──────── Data for analysis

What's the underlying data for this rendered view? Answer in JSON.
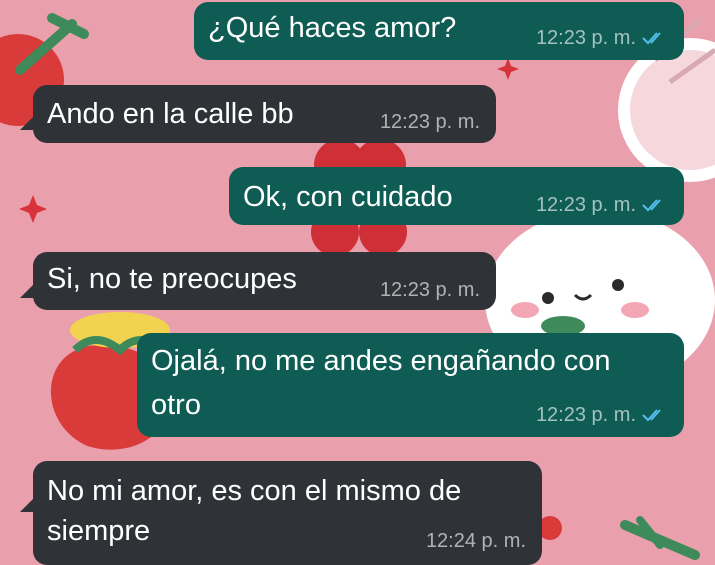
{
  "chat": {
    "messages": [
      {
        "text": "¿Qué haces amor?",
        "time": "12:23 p. m.",
        "direction": "outgoing",
        "status": "read-double-check-icon"
      },
      {
        "text": "Ando en la calle bb",
        "time": "12:23 p. m.",
        "direction": "incoming"
      },
      {
        "text": "Ok, con cuidado",
        "time": "12:23 p. m.",
        "direction": "outgoing",
        "status": "read-double-check-icon"
      },
      {
        "text": "Si, no te preocupes",
        "time": "12:23 p. m.",
        "direction": "incoming"
      },
      {
        "line1": "Ojalá, no me andes engañando con",
        "line2": "otro",
        "time": "12:23 p. m.",
        "direction": "outgoing",
        "status": "read-double-check-icon"
      },
      {
        "line1": "No mi amor, es con el mismo de",
        "line2": "siempre",
        "time": "12:24 p. m.",
        "direction": "incoming"
      }
    ]
  },
  "colors": {
    "wallpaper": "#e9a0ac",
    "outgoing_bubble": "#0e5c54",
    "incoming_bubble": "#2f3237",
    "read_ticks": "#53bdeb"
  }
}
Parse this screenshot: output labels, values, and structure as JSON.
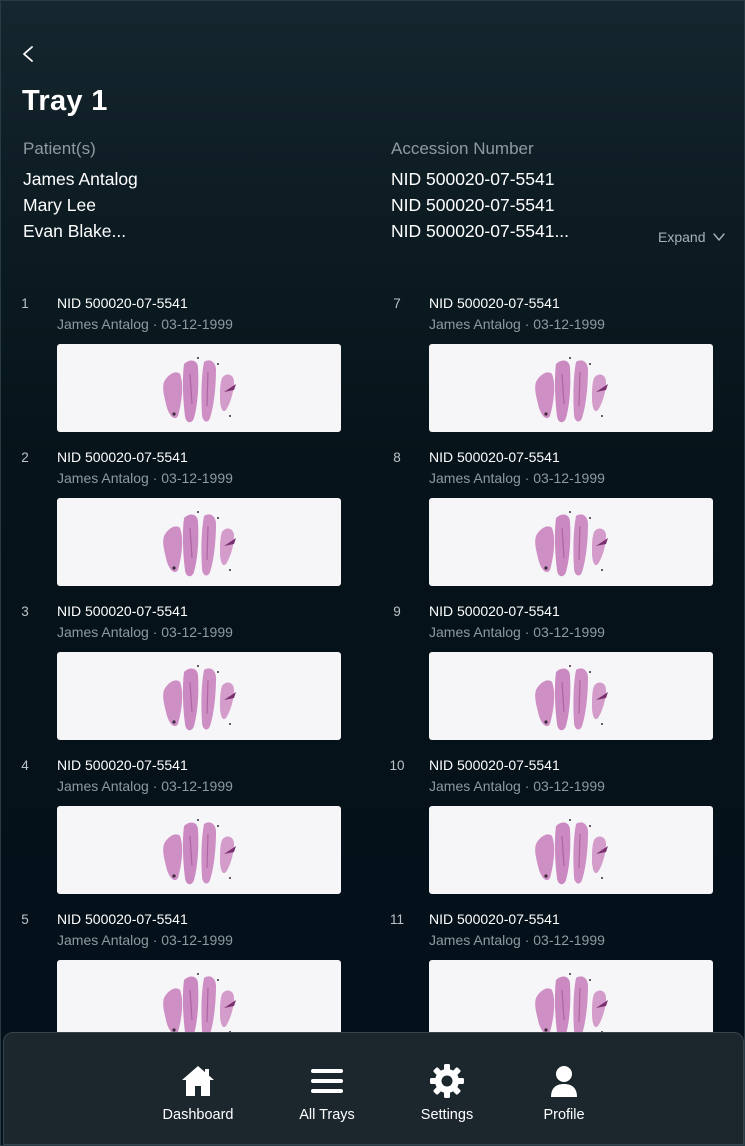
{
  "header": {
    "title": "Tray 1",
    "back_icon": "chevron-left-icon"
  },
  "patients": {
    "label": "Patient(s)",
    "items": [
      "James Antalog",
      "Mary Lee",
      "Evan Blake..."
    ]
  },
  "accession": {
    "label": "Accession Number",
    "items": [
      "NID 500020-07-5541",
      "NID 500020-07-5541",
      "NID 500020-07-5541..."
    ]
  },
  "expand": {
    "label": "Expand",
    "icon": "chevron-down-icon"
  },
  "slides": [
    {
      "index": "1",
      "accession": "NID 500020-07-5541",
      "meta": "James Antalog · 03-12-1999"
    },
    {
      "index": "2",
      "accession": "NID 500020-07-5541",
      "meta": "James Antalog · 03-12-1999"
    },
    {
      "index": "3",
      "accession": "NID 500020-07-5541",
      "meta": "James Antalog · 03-12-1999"
    },
    {
      "index": "4",
      "accession": "NID 500020-07-5541",
      "meta": "James Antalog · 03-12-1999"
    },
    {
      "index": "5",
      "accession": "NID 500020-07-5541",
      "meta": "James Antalog · 03-12-1999"
    },
    {
      "index": "7",
      "accession": "NID 500020-07-5541",
      "meta": "James Antalog · 03-12-1999"
    },
    {
      "index": "8",
      "accession": "NID 500020-07-5541",
      "meta": "James Antalog · 03-12-1999"
    },
    {
      "index": "9",
      "accession": "NID 500020-07-5541",
      "meta": "James Antalog · 03-12-1999"
    },
    {
      "index": "10",
      "accession": "NID 500020-07-5541",
      "meta": "James Antalog · 03-12-1999"
    },
    {
      "index": "11",
      "accession": "NID 500020-07-5541",
      "meta": "James Antalog · 03-12-1999"
    }
  ],
  "nav": {
    "items": [
      {
        "label": "Dashboard",
        "icon": "home-icon"
      },
      {
        "label": "All Trays",
        "icon": "menu-icon"
      },
      {
        "label": "Settings",
        "icon": "gear-icon"
      },
      {
        "label": "Profile",
        "icon": "user-icon"
      }
    ]
  },
  "colors": {
    "background": "#06131a",
    "nav_background": "#1b262d",
    "muted_text": "#8e9aa1",
    "slide_background": "#f6f5f8",
    "tissue_stain": "#c77dbb"
  }
}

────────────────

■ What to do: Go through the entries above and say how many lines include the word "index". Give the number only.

■ Exercise solution: 10